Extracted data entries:
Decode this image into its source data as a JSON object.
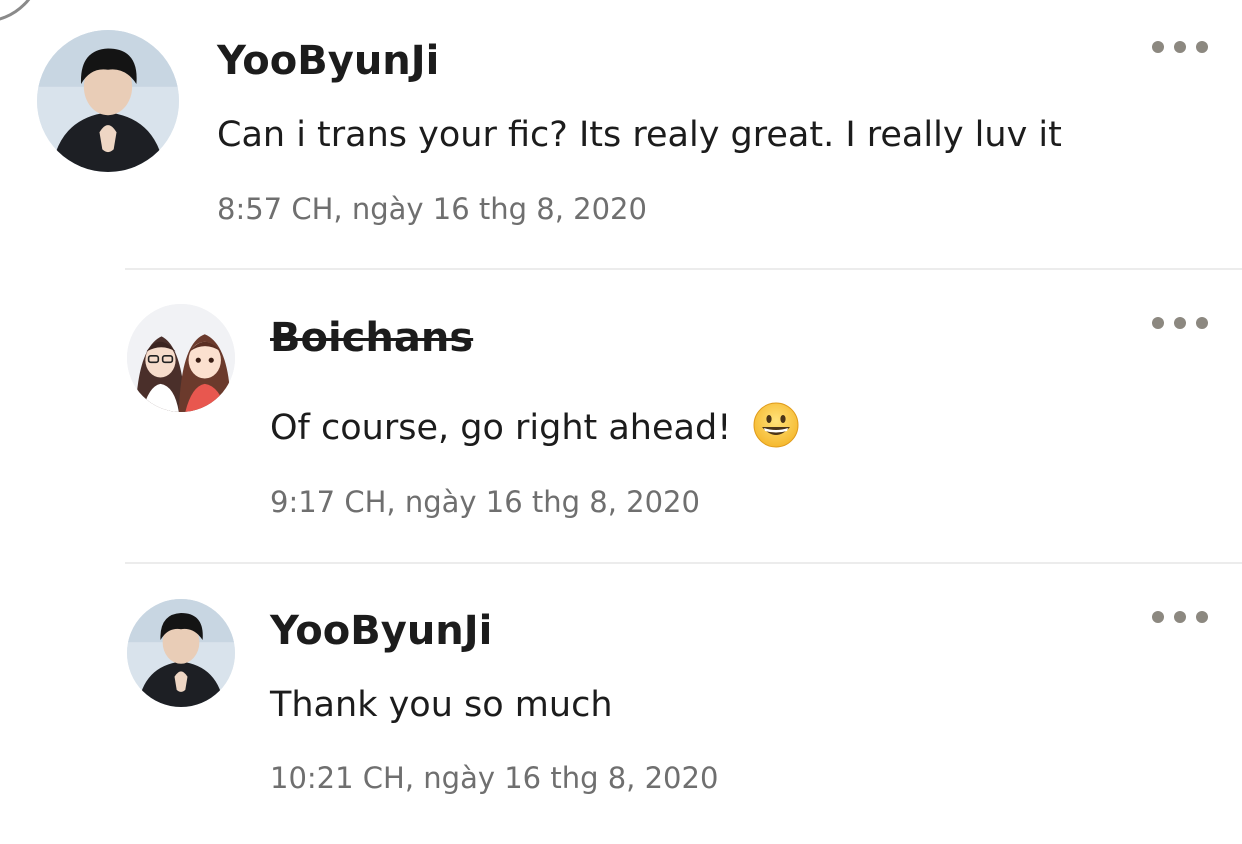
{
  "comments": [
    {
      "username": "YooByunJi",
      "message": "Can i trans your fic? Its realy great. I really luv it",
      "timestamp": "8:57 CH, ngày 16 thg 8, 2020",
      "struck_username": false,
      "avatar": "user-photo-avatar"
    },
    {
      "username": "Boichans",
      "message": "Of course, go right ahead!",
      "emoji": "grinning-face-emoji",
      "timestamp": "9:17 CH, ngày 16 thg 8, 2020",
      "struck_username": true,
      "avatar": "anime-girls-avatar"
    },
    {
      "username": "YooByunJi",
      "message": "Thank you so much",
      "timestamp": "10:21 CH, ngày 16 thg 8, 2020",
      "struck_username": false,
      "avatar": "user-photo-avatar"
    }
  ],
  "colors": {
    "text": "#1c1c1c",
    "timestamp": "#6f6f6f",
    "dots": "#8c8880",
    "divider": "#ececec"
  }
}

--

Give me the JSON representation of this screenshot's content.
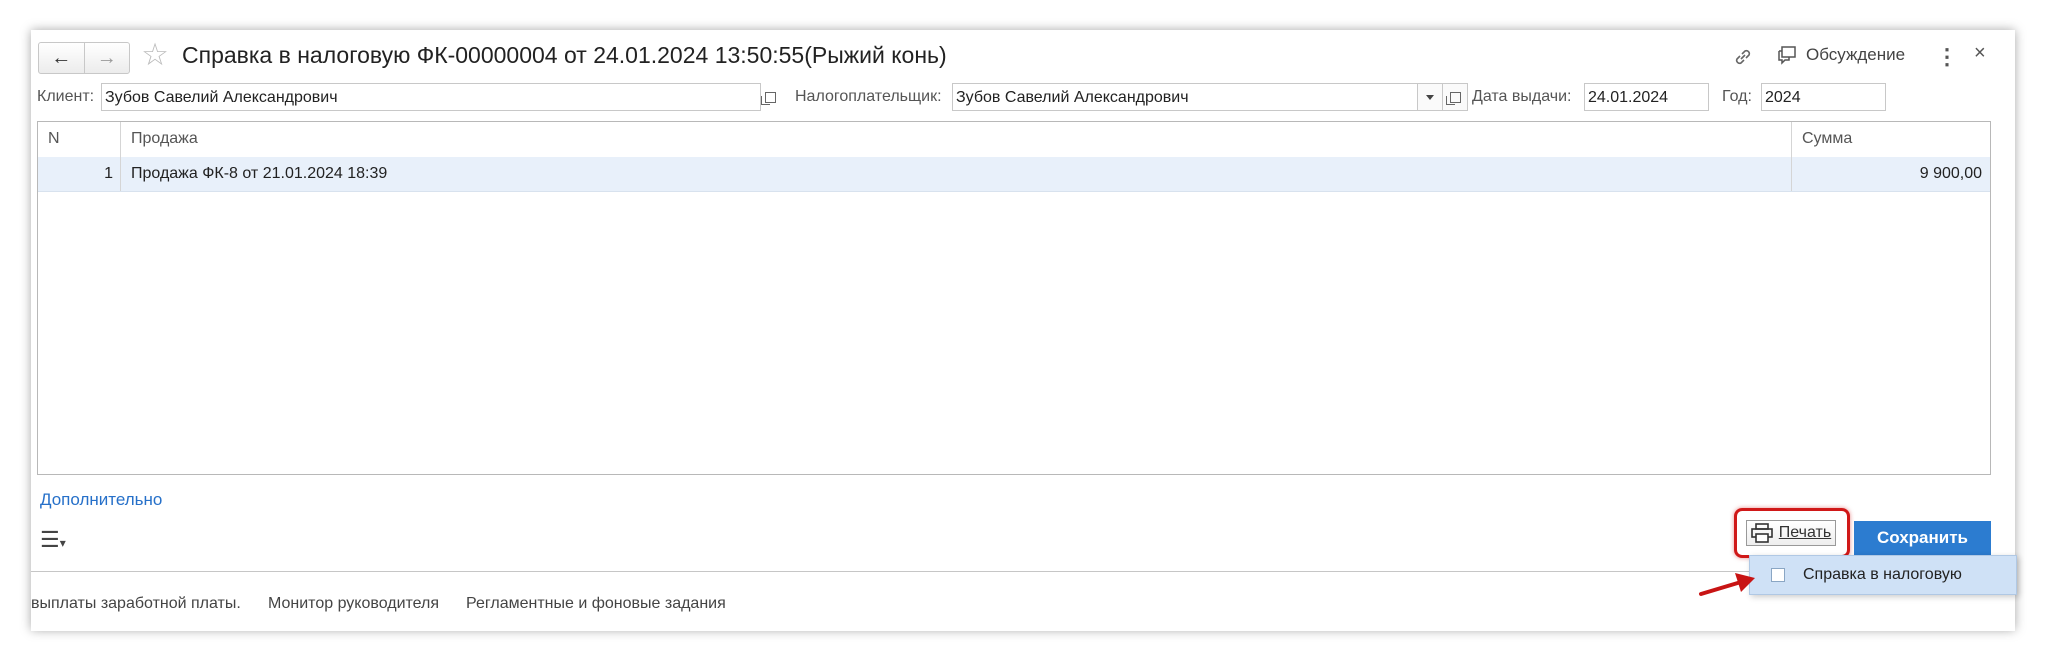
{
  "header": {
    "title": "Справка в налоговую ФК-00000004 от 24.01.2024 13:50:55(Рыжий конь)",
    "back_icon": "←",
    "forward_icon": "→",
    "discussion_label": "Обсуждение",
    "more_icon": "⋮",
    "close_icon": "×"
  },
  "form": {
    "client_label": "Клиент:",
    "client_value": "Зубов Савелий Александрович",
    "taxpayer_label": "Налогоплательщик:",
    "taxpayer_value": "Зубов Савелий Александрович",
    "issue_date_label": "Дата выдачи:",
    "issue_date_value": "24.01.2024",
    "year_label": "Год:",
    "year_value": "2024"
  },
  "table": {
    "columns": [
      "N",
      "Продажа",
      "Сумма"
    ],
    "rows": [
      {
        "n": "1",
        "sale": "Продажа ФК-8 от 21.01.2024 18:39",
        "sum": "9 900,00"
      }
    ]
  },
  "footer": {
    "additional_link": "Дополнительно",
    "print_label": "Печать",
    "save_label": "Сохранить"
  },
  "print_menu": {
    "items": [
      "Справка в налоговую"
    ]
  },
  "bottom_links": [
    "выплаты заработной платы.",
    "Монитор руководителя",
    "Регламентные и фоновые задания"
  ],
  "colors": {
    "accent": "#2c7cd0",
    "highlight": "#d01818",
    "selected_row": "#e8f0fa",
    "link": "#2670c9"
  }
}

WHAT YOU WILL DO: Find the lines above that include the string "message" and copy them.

WRITTEN REPLY:
      "message": "Can i trans your fic? Its realy great. I really luv it",
      "message": "Of course, go right ahead!",
      "message": "Thank you so much",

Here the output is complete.